This is in response to the letter by Resorts World Singapore (RWS) last 22 November 2011 through Mr. Lim Soon Hua, the RWS Director for Communications.
We beg to disagree that the method they used to obtain the dolphins conforms to CITES requirements. In fact, the export of dolphins from the Solomon Islands was put under the Review of Significant Trade in the Animals Committee of CITES in 2008 due to the issue of sustainability.
In that meeting in 2008, the Solomon Islands government committed to stopping the export of dolphins if it was proven to be unsustainable. This September 2011, the government of the Solomon Islands announced that all dolphin exports will be banned starting January 2012, an admission that the past dolphin hunts have been largely unregulated and unsustainable.
It is also doubtful that the facility where the dolphins are being kept is truly a ‘well established facility’. The Ocean Adventure Park which houses the dolphins has had 4 out of its 5 false killer whales die in just a few years of operation. All four false killer whales were all juveniles and died before they were sexually mature.
Moreover, Ocean Adventure has been sued for the violation of the Environmental Impact Statement System of the Philippines (PD 1586) as well as the violation of the Animal Welfare Act (RA 8485), a well established facility, indeed!
As for the 25 dolphins from the Solomon Islands, none of the government officials from the Philippine Bureau of Fisheries and Aquatic Resources (BFAR) and Bureau of Animal Industry-Animal Welfare Division (BAI-AWD) can verify their current condition based on our meetings with these two agencies. In fact, both the BFAR and BAI-AWD have not inspected the dolphins in their facility and could not even tell us if all 25 dolphins are alive.
If the animals are really being given the best care, then why are their enclosures off-limits to the public? Why were members of the Animal Concerns Education and Research Society of Singapore (ACRES), Earth Island Institute (EII) and the Philippine Animal Welfare Society (PAWS) not allowed to see the animals as they were being trained last 14 November? It is clear that Ocean Adventure and Resorts World Singapore have something to hide, and it is spelled C-R-U-E-L-T-Y.
ACRES to RWS: Set the record straight
I refer to the letter "Dolphins bound for Singapore park not endangered" (Inquirer 11/22/11).
Resorts World Sentosa (RWS) states it believes in "controlled collection of particular species" and that it complied with the Convention on International Trade in Endangered Species (CITES).

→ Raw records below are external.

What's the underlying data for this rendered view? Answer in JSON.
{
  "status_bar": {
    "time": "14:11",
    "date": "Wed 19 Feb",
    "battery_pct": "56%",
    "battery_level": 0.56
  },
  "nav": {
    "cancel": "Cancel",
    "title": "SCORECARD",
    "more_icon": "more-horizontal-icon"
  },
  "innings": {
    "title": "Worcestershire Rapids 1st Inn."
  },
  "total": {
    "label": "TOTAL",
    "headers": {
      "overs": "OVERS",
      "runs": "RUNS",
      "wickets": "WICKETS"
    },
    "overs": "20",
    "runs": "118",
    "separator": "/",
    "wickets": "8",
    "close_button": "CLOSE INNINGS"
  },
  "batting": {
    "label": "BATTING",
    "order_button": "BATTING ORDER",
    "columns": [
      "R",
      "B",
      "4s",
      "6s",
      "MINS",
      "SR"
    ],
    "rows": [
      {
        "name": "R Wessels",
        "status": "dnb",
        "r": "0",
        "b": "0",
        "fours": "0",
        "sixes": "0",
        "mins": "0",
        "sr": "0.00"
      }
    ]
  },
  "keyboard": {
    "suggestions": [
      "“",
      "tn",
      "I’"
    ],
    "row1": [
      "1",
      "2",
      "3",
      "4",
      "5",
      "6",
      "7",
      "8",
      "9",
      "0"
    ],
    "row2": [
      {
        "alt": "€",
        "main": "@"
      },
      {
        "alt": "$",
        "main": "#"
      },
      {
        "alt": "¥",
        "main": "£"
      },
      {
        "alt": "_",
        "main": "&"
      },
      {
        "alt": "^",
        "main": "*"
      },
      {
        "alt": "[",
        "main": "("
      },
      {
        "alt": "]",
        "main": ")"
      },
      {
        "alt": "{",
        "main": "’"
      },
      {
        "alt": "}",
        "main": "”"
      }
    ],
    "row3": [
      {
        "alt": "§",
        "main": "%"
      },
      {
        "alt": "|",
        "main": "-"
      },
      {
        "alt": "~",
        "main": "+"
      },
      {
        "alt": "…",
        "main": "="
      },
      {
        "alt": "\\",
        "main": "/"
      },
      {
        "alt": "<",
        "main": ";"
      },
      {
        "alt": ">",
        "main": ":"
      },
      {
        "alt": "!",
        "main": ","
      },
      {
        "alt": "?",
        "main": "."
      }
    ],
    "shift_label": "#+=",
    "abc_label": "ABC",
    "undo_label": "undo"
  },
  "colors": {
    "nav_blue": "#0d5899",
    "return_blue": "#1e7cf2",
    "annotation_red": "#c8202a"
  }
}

However, can RWS clarify if it conducted proper scientific studies into the status of the Indo-Pacific bottlenose dolphins in the Solomon Islands prior to their capture?
Can RWS scientifically state that its capture of the 27 dolphins was not detrimental to the survival of this species in the Solomon Islands?
Lastly, does RWS agree with the statement that the preference for Indo-Pacific bottlenose dolphins as a captive display species "makes them vulnerable to depletion from such catches"?
Due to the lack of scientific data, the world conservation union IUCN urged CITES parties in 2007 to not issue import permits for dolphins captured in the Solomon Islands (www.ssn.org/Documents/IUCN_CSG_to_CITES.pdf).
The National Museum and The Silliman University (the Philippines CITES Scientific Authorities for marine and aquatic species) similarly opposed the import of the RWS wild-caught dolphins into the Philippines.
The National Museum stated “The National Museum…firmly opposes this illicit activity. This must not be tolerated”.
The Silliman University stated (referring to the RWS dolphins importation) “the importation should not have been allowed. The Non-Detrimental Finding (NDF) is not credible… the Philippines by allowing these importations under the cover of a non-credible NDF may well be participating in the unsustainable exploitation of a marine mammal, something at odds with our national policy (under law) of protecting marine mammals”.
The importion of the dolphins into the Philippines should never have been allowed in accordance with Section 6 of the Wildlife Resources Conservation and Protection Act or RA 9147. The reality is that the import took place without the "proper evaluation of best available information or scientific data showing that the activity is, or for a purpose, not detrimental to the survival of the species or subspecies involved and/or their habitat..."
ACRES hopes that the Philippines government rights this wrong and repatriates these dolphins back to the Solomon Islands where we can rehabilitate and release them back into the wild. We should note that the Solomon Islands government has already passed a new policy to ban the export of live dolphins, beginning January next year.
ACRES wholeheartedly supports the establishment of the Marine Life Park, but we hope that RWS opens a park that focuses on ethical acquisition of animals, the keeping of animals that can cope with captivity and a park that focuses on proper, in-situ conservation efforts.
Louis Ng (MSc)
91 Jalan Lekar
(O): +65 6892 9821
(F): +65 6892 9721
For more information on the campaign "Save the World's Saddest Dolphins", please visit the official website SaddestDolphins.com
Or refer to my Blog Page "Save World's Saddest Dolphins"